Your objective:
Every record shown here needs to be repeated exactly.

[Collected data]
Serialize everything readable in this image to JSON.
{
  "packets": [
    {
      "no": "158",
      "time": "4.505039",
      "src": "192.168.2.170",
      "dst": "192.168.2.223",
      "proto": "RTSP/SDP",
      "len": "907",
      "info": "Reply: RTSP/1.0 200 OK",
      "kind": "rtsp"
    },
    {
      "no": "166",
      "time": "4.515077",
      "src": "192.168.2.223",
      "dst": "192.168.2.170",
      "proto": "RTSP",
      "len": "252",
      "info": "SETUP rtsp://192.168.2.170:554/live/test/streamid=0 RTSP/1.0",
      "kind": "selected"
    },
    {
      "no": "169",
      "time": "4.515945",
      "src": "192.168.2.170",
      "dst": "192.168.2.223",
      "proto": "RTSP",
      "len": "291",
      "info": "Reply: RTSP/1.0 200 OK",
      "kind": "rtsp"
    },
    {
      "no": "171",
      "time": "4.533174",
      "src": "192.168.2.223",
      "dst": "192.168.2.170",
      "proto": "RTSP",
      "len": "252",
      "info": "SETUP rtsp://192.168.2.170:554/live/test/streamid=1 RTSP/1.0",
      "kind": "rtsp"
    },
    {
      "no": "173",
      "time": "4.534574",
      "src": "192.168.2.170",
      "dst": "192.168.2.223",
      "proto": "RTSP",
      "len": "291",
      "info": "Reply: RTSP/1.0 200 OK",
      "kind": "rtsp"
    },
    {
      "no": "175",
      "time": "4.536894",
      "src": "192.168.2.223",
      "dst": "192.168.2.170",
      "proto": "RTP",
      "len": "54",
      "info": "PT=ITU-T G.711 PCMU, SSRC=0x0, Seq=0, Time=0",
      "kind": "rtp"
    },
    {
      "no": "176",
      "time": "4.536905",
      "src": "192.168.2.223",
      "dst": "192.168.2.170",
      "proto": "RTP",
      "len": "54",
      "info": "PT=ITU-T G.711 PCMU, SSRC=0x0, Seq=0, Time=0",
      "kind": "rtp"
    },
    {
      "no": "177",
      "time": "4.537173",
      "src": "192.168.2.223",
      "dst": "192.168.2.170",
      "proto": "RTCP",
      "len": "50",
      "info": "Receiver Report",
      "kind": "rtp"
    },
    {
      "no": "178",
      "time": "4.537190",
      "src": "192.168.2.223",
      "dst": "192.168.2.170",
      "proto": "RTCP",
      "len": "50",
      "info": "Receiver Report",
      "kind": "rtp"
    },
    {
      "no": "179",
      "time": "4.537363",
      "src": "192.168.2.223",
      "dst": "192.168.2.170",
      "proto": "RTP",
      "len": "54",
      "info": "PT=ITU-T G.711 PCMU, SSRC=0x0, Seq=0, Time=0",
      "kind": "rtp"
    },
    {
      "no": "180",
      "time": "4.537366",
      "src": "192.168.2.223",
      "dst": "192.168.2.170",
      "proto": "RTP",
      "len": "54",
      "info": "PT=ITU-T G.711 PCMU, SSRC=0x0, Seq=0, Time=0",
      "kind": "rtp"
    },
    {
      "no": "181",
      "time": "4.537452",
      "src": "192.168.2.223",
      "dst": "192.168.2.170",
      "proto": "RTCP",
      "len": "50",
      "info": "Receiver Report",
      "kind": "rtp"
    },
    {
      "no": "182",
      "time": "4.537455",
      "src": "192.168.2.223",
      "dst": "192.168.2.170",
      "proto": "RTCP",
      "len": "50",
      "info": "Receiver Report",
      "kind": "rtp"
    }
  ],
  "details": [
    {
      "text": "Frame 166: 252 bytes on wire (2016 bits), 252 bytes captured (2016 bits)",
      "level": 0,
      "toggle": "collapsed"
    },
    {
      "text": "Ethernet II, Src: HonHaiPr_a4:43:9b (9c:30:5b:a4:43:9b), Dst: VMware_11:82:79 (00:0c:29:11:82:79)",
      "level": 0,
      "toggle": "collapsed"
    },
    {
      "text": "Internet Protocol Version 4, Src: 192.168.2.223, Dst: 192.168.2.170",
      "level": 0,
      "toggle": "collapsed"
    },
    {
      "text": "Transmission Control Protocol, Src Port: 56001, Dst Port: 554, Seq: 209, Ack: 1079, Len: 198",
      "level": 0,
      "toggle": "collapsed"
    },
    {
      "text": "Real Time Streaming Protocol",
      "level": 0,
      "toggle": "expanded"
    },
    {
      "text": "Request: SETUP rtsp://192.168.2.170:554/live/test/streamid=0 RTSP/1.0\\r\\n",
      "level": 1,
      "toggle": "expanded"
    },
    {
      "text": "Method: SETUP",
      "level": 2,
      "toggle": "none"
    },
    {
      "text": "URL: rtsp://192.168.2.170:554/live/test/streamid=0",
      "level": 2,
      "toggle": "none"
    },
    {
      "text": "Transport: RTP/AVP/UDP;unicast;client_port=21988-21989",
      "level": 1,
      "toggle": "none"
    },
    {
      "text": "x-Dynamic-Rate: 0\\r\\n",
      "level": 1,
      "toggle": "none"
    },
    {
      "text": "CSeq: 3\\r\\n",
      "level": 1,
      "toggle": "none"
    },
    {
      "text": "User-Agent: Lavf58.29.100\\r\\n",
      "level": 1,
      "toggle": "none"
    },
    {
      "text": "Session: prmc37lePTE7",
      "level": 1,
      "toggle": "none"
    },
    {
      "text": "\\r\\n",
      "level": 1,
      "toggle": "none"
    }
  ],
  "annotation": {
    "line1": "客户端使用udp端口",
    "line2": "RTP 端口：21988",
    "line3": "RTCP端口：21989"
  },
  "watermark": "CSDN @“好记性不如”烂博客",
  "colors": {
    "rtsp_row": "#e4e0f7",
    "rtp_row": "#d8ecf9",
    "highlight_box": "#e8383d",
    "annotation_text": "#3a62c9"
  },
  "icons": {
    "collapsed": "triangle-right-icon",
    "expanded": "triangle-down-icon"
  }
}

Output below:
Serialize everything readable in this image to JSON.
{
  "packets": [
    {
      "no": "158",
      "time": "4.505039",
      "src": "192.168.2.170",
      "dst": "192.168.2.223",
      "proto": "RTSP/SDP",
      "len": "907",
      "info": "Reply: RTSP/1.0 200 OK",
      "kind": "rtsp"
    },
    {
      "no": "166",
      "time": "4.515077",
      "src": "192.168.2.223",
      "dst": "192.168.2.170",
      "proto": "RTSP",
      "len": "252",
      "info": "SETUP rtsp://192.168.2.170:554/live/test/streamid=0 RTSP/1.0",
      "kind": "selected"
    },
    {
      "no": "169",
      "time": "4.515945",
      "src": "192.168.2.170",
      "dst": "192.168.2.223",
      "proto": "RTSP",
      "len": "291",
      "info": "Reply: RTSP/1.0 200 OK",
      "kind": "rtsp"
    },
    {
      "no": "171",
      "time": "4.533174",
      "src": "192.168.2.223",
      "dst": "192.168.2.170",
      "proto": "RTSP",
      "len": "252",
      "info": "SETUP rtsp://192.168.2.170:554/live/test/streamid=1 RTSP/1.0",
      "kind": "rtsp"
    },
    {
      "no": "173",
      "time": "4.534574",
      "src": "192.168.2.170",
      "dst": "192.168.2.223",
      "proto": "RTSP",
      "len": "291",
      "info": "Reply: RTSP/1.0 200 OK",
      "kind": "rtsp"
    },
    {
      "no": "175",
      "time": "4.536894",
      "src": "192.168.2.223",
      "dst": "192.168.2.170",
      "proto": "RTP",
      "len": "54",
      "info": "PT=ITU-T G.711 PCMU, SSRC=0x0, Seq=0, Time=0",
      "kind": "rtp"
    },
    {
      "no": "176",
      "time": "4.536905",
      "src": "192.168.2.223",
      "dst": "192.168.2.170",
      "proto": "RTP",
      "len": "54",
      "info": "PT=ITU-T G.711 PCMU, SSRC=0x0, Seq=0, Time=0",
      "kind": "rtp"
    },
    {
      "no": "177",
      "time": "4.537173",
      "src": "192.168.2.223",
      "dst": "192.168.2.170",
      "proto": "RTCP",
      "len": "50",
      "info": "Receiver Report",
      "kind": "rtp"
    },
    {
      "no": "178",
      "time": "4.537190",
      "src": "192.168.2.223",
      "dst": "192.168.2.170",
      "proto": "RTCP",
      "len": "50",
      "info": "Receiver Report",
      "kind": "rtp"
    },
    {
      "no": "179",
      "time": "4.537363",
      "src": "192.168.2.223",
      "dst": "192.168.2.170",
      "proto": "RTP",
      "len": "54",
      "info": "PT=ITU-T G.711 PCMU, SSRC=0x0, Seq=0, Time=0",
      "kind": "rtp"
    },
    {
      "no": "180",
      "time": "4.537366",
      "src": "192.168.2.223",
      "dst": "192.168.2.170",
      "proto": "RTP",
      "len": "54",
      "info": "PT=ITU-T G.711 PCMU, SSRC=0x0, Seq=0, Time=0",
      "kind": "rtp"
    },
    {
      "no": "181",
      "time": "4.537452",
      "src": "192.168.2.223",
      "dst": "192.168.2.170",
      "proto": "RTCP",
      "len": "50",
      "info": "Receiver Report",
      "kind": "rtp"
    },
    {
      "no": "182",
      "time": "4.537455",
      "src": "192.168.2.223",
      "dst": "192.168.2.170",
      "proto": "RTCP",
      "len": "50",
      "info": "Receiver Report",
      "kind": "rtp"
    }
  ],
  "details": [
    {
      "text": "Frame 166: 252 bytes on wire (2016 bits), 252 bytes captured (2016 bits)",
      "level": 0,
      "toggle": "collapsed"
    },
    {
      "text": "Ethernet II, Src: HonHaiPr_a4:43:9b (9c:30:5b:a4:43:9b), Dst: VMware_11:82:79 (00:0c:29:11:82:79)",
      "level": 0,
      "toggle": "collapsed"
    },
    {
      "text": "Internet Protocol Version 4, Src: 192.168.2.223, Dst: 192.168.2.170",
      "level": 0,
      "toggle": "collapsed"
    },
    {
      "text": "Transmission Control Protocol, Src Port: 56001, Dst Port: 554, Seq: 209, Ack: 1079, Len: 198",
      "level": 0,
      "toggle": "collapsed"
    },
    {
      "text": "Real Time Streaming Protocol",
      "level": 0,
      "toggle": "expanded"
    },
    {
      "text": "Request: SETUP rtsp://192.168.2.170:554/live/test/streamid=0 RTSP/1.0\\r\\n",
      "level": 1,
      "toggle": "expanded"
    },
    {
      "text": "Method: SETUP",
      "level": 2,
      "toggle": "none"
    },
    {
      "text": "URL: rtsp://192.168.2.170:554/live/test/streamid=0",
      "level": 2,
      "toggle": "none"
    },
    {
      "text": "Transport: RTP/AVP/UDP;unicast;client_port=21988-21989",
      "level": 1,
      "toggle": "none"
    },
    {
      "text": "x-Dynamic-Rate: 0\\r\\n",
      "level": 1,
      "toggle": "none"
    },
    {
      "text": "CSeq: 3\\r\\n",
      "level": 1,
      "toggle": "none"
    },
    {
      "text": "User-Agent: Lavf58.29.100\\r\\n",
      "level": 1,
      "toggle": "none"
    },
    {
      "text": "Session: prmc37lePTE7",
      "level": 1,
      "toggle": "none"
    },
    {
      "text": "\\r\\n",
      "level": 1,
      "toggle": "none"
    }
  ],
  "annotation": {
    "line1": "客户端使用udp端口",
    "line2": "RTP 端口：21988",
    "line3": "RTCP端口：21989"
  },
  "watermark": "CSDN @“好记性不如”烂博客",
  "colors": {
    "rtsp_row": "#e4e0f7",
    "rtp_row": "#d8ecf9",
    "highlight_box": "#e8383d",
    "annotation_text": "#3a62c9"
  },
  "icons": {
    "collapsed": "triangle-right-icon",
    "expanded": "triangle-down-icon"
  }
}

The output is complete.